▶ _WORK ORDER_: Produce a verbatim copy of the records, and keep the images out of it.

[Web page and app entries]

# # # # #

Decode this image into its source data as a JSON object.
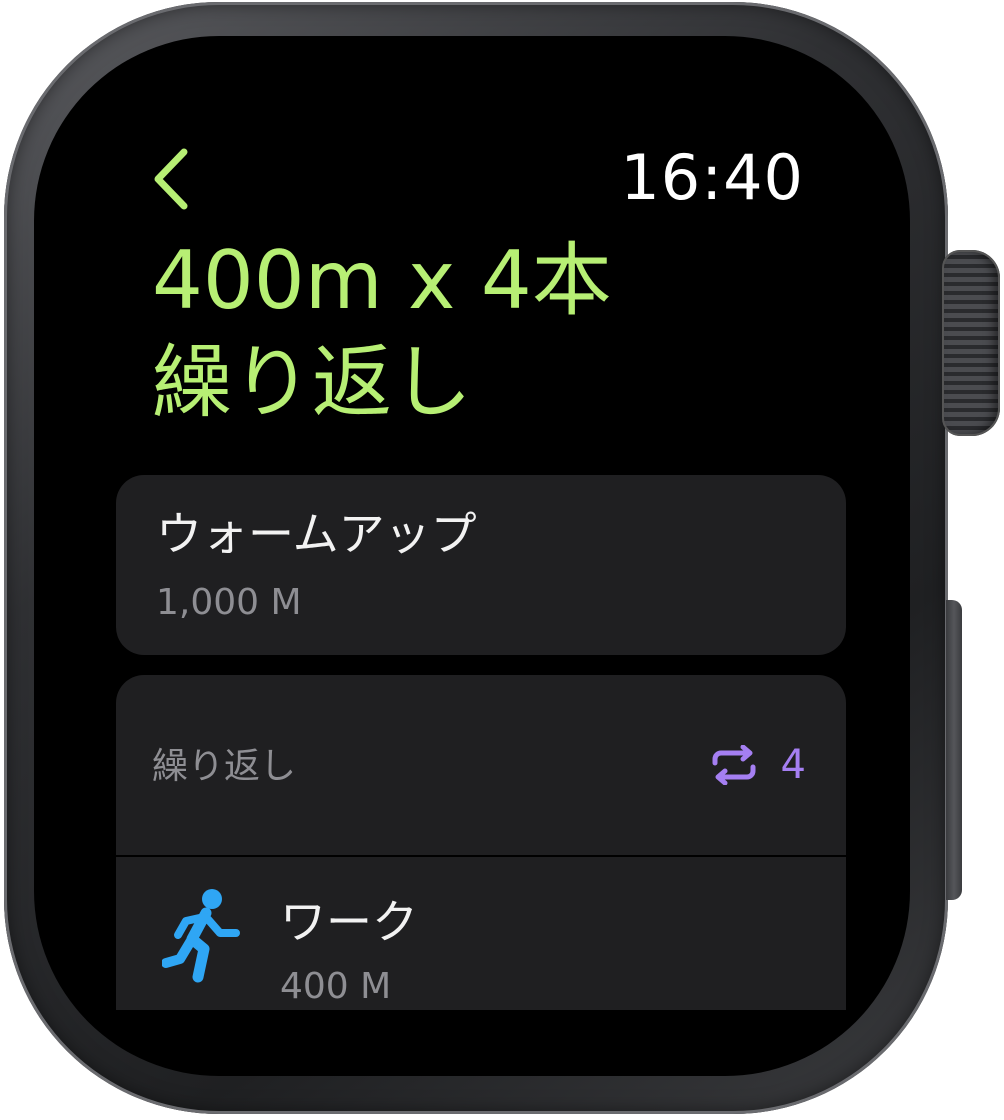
{
  "status": {
    "time": "16:40"
  },
  "workout": {
    "title_line1": "400m x 4本",
    "title_line2": "繰り返し"
  },
  "warmup": {
    "label": "ウォームアップ",
    "distance": "1,000 M"
  },
  "repeat_block": {
    "label": "繰り返し",
    "count": "4",
    "icon": "repeat-icon"
  },
  "work": {
    "label": "ワーク",
    "distance": "400 M",
    "icon": "running-figure-icon"
  },
  "colors": {
    "accent_green": "#b7ef74",
    "accent_purple": "#a57ff2",
    "accent_blue": "#2fa6f4",
    "card_background": "#1f1f21",
    "secondary_text": "#8e8e93"
  }
}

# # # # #

▶ _PROBLEM SOLUTION_:
Decode this image into its source data as a JSON object.
{
  "status": {
    "time": "16:40"
  },
  "workout": {
    "title_line1": "400m x 4本",
    "title_line2": "繰り返し"
  },
  "warmup": {
    "label": "ウォームアップ",
    "distance": "1,000 M"
  },
  "repeat_block": {
    "label": "繰り返し",
    "count": "4",
    "icon": "repeat-icon"
  },
  "work": {
    "label": "ワーク",
    "distance": "400 M",
    "icon": "running-figure-icon"
  },
  "colors": {
    "accent_green": "#b7ef74",
    "accent_purple": "#a57ff2",
    "accent_blue": "#2fa6f4",
    "card_background": "#1f1f21",
    "secondary_text": "#8e8e93"
  }
}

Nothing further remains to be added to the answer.